which narrows from the forefoot to a nearly square-shaped toe box.

What You Can Do: Because these tight toe boxes disproportionately pressure your big toe and
your inner forefoot, try to choose round-tipped shoes that evenly distribute your weight.

Narrow Forefoot

Men’s shoes designers do a better job of crafting footwear with a wide forefoot, likely because men tend
to have wider feet than women. Women’s dress shoes, particularly high heels, often feature a narrow forefoot,
which increases the pressure on the balls of your feet. You can never truly take a balanced step in this
footwear. Bunions, hammertoes, ingrown toenails and other recurring blisters are often the result.

What You Can Do: If you do feel compelled to wear shoes with a narrow forefoot,
limit your time walking in them and bring a backup pair of comfortable shoes.

Arch Support

Let’s be honest here. Dress shoes aren’t designed for a high level of comfort. They don’t have much arch
support. They don’t have much flexibility in the mid-sole. You couldn’t bend your best pair of Italian
loafers or your favorite pair of strappy stilettos in half like you could with a running shoe. This lack of
support, over time, can contribute to plantar fasciitis.

What You Can Do: To protect your arches, consider custom orthotics.

Tight, Elevated Heel

Do you need a shoe horn to fit your heel into your dress shoes? Do you need to wiggle your heel to slide
into your pumps? These are signs of tight heel cups, a footwear trend that’s so common we rarely think of
them as detrimental. Nonetheless, a tight heel cup increases pressure on the heel bone and the Achilles
tendon.

What about the height of your heels? Even a minor heel, like the 5-millimeter lift you find in a men’s
shoe, shortens the tendons within your feet and ankles. It can also cause postural problems.

What You Can Do: Contrary to popular belief, you should not break in shoes. If you try on a
shoe and the heel is tight, go up in size-every time. Since even a low heel can disrupt your posture,
minimize the time you have to wear them or avoid them entirely.

You might love your collection of dress shoes. You might need to wear dress shoes to the office. However,
your footwear directly affects your back, hips, legs, and feet. Therefore, it helps to compromise between
style and comfort.
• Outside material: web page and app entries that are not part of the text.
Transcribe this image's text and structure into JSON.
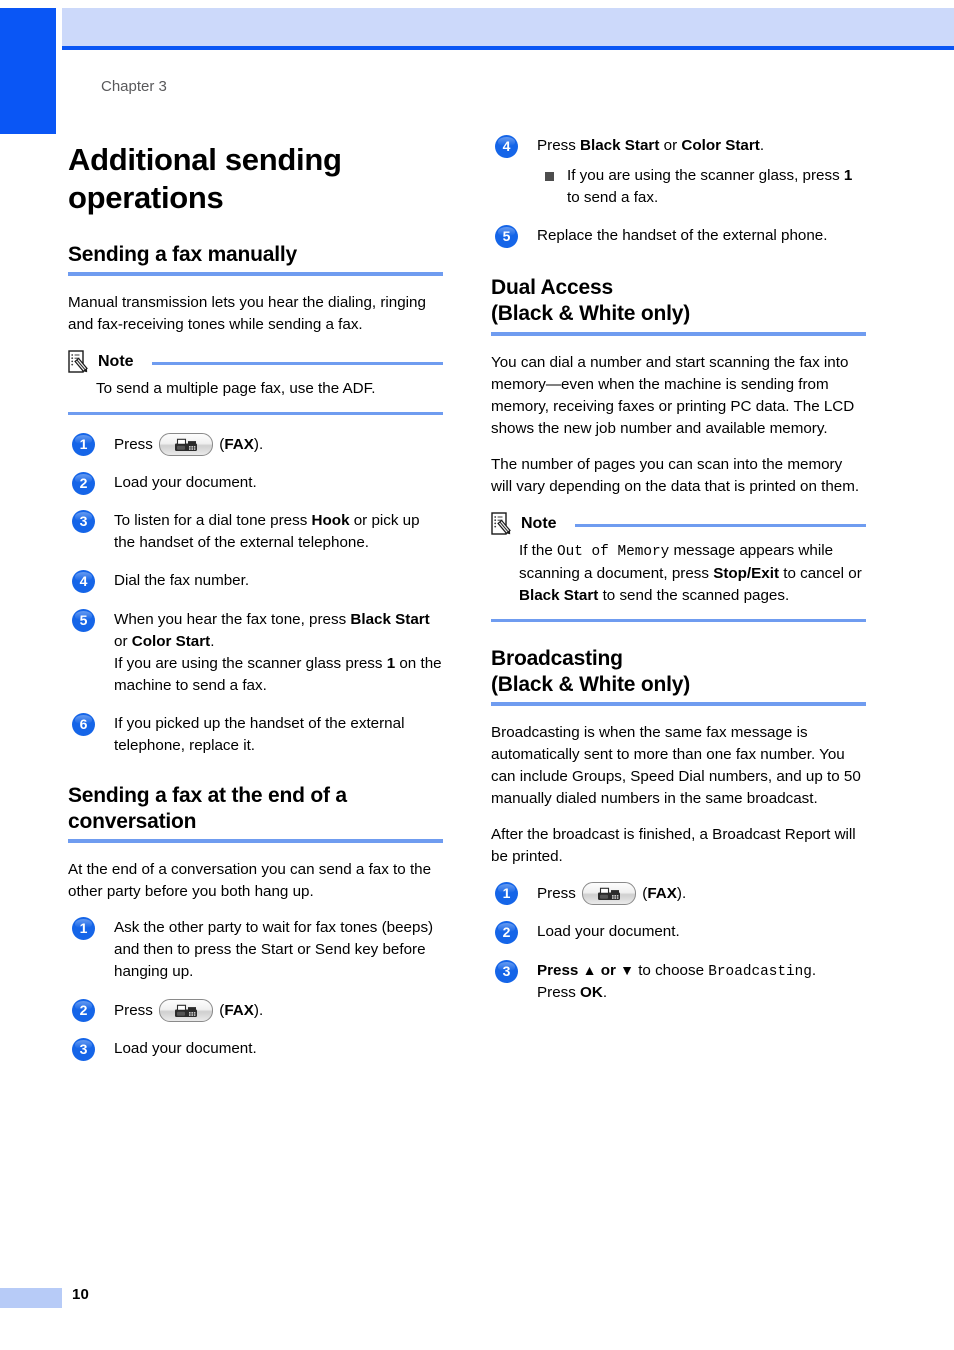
{
  "page": {
    "chapter_label": "Chapter 3",
    "page_number": "10",
    "title": "Additional sending operations",
    "accent_color": "#0a56f5",
    "rule_color": "#6f9cf0",
    "header_band_color": "#ccd9fa",
    "step_badge_color": "#1565e8"
  },
  "left_column": {
    "section1": {
      "heading": "Sending a fax manually",
      "intro": "Manual transmission lets you hear the dialing, ringing and fax-receiving tones while sending a fax.",
      "note": {
        "title": "Note",
        "icon": "note-pencil-icon",
        "body": "To send a multiple page fax, use the ADF."
      },
      "steps": [
        {
          "num": "1",
          "pre": "Press",
          "key_icon": "fax-key-icon",
          "post_open": "(",
          "key_label": "FAX",
          "post_close": ")."
        },
        {
          "num": "2",
          "text": "Load your document."
        },
        {
          "num": "3",
          "t1": "To listen for a dial tone press ",
          "b1": "Hook",
          "t2": " or pick up the handset of the external telephone."
        },
        {
          "num": "4",
          "text": "Dial the fax number."
        },
        {
          "num": "5",
          "t1": "When you hear the fax tone, press ",
          "b1": "Black Start",
          "t2": " or ",
          "b2": "Color Start",
          "t3": ".",
          "line2_a": "If you are using the scanner glass press ",
          "line2_b": "1",
          "line2_c": " on the machine to send a fax."
        },
        {
          "num": "6",
          "text": "If you picked up the handset of the external telephone, replace it."
        }
      ]
    },
    "section2": {
      "heading": "Sending a fax at the end of a conversation",
      "intro": "At the end of a conversation you can send a fax to the other party before you both hang up.",
      "steps": [
        {
          "num": "1",
          "text": "Ask the other party to wait for fax tones (beeps) and then to press the Start or Send key before hanging up."
        },
        {
          "num": "2",
          "pre": "Press",
          "key_icon": "fax-key-icon",
          "post_open": "(",
          "key_label": "FAX",
          "post_close": ")."
        },
        {
          "num": "3",
          "text": "Load your document."
        }
      ]
    }
  },
  "right_column": {
    "continued_steps": [
      {
        "num": "4",
        "t1": "Press ",
        "b1": "Black Start",
        "t2": " or ",
        "b2": "Color Start",
        "t3": ".",
        "sub_a": "If you are using the scanner glass, press ",
        "sub_b": "1",
        "sub_c": " to send a fax."
      },
      {
        "num": "5",
        "text": "Replace the handset of the external phone."
      }
    ],
    "section3": {
      "heading_line1": "Dual Access",
      "heading_line2": "(Black & White only)",
      "para1": "You can dial a number and start scanning the fax into memory—even when the machine is sending from memory, receiving faxes or printing PC data. The LCD shows the new job number and available memory.",
      "para2": "The number of pages you can scan into the memory will vary depending on the data that is printed on them.",
      "note": {
        "title": "Note",
        "icon": "note-pencil-icon",
        "t1": "If the ",
        "mono1": "Out of Memory",
        "t2": " message appears while scanning a document, press ",
        "b1": "Stop/Exit",
        "t3": " to cancel or ",
        "b2": "Black Start",
        "t4": " to send the scanned pages."
      }
    },
    "section4": {
      "heading_line1": "Broadcasting",
      "heading_line2": "(Black & White only)",
      "para1": "Broadcasting is when the same fax message is automatically sent to more than one fax number. You can include Groups, Speed Dial numbers, and up to 50 manually dialed numbers in the same broadcast.",
      "para2": "After the broadcast is finished, a Broadcast Report will be printed.",
      "steps": [
        {
          "num": "1",
          "pre": "Press",
          "key_icon": "fax-key-icon",
          "post_open": "(",
          "key_label": "FAX",
          "post_close": ")."
        },
        {
          "num": "2",
          "text": "Load your document."
        },
        {
          "num": "3",
          "t1": "Press ",
          "up": "▲",
          "t2": " or ",
          "down": "▼",
          "t3": " to choose ",
          "mono1": "Broadcasting",
          "t4": ".",
          "line2_a": "Press ",
          "line2_b": "OK",
          "line2_c": "."
        }
      ]
    }
  }
}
The next time you are searching for office-appropriate dress shoes, review the stylistic
elements we’ve outlined and the damage they can cause to your feet.

Are your feet aching when you come home from the office? Don’t hesitate to seek treatment from a reputable local podiatrist.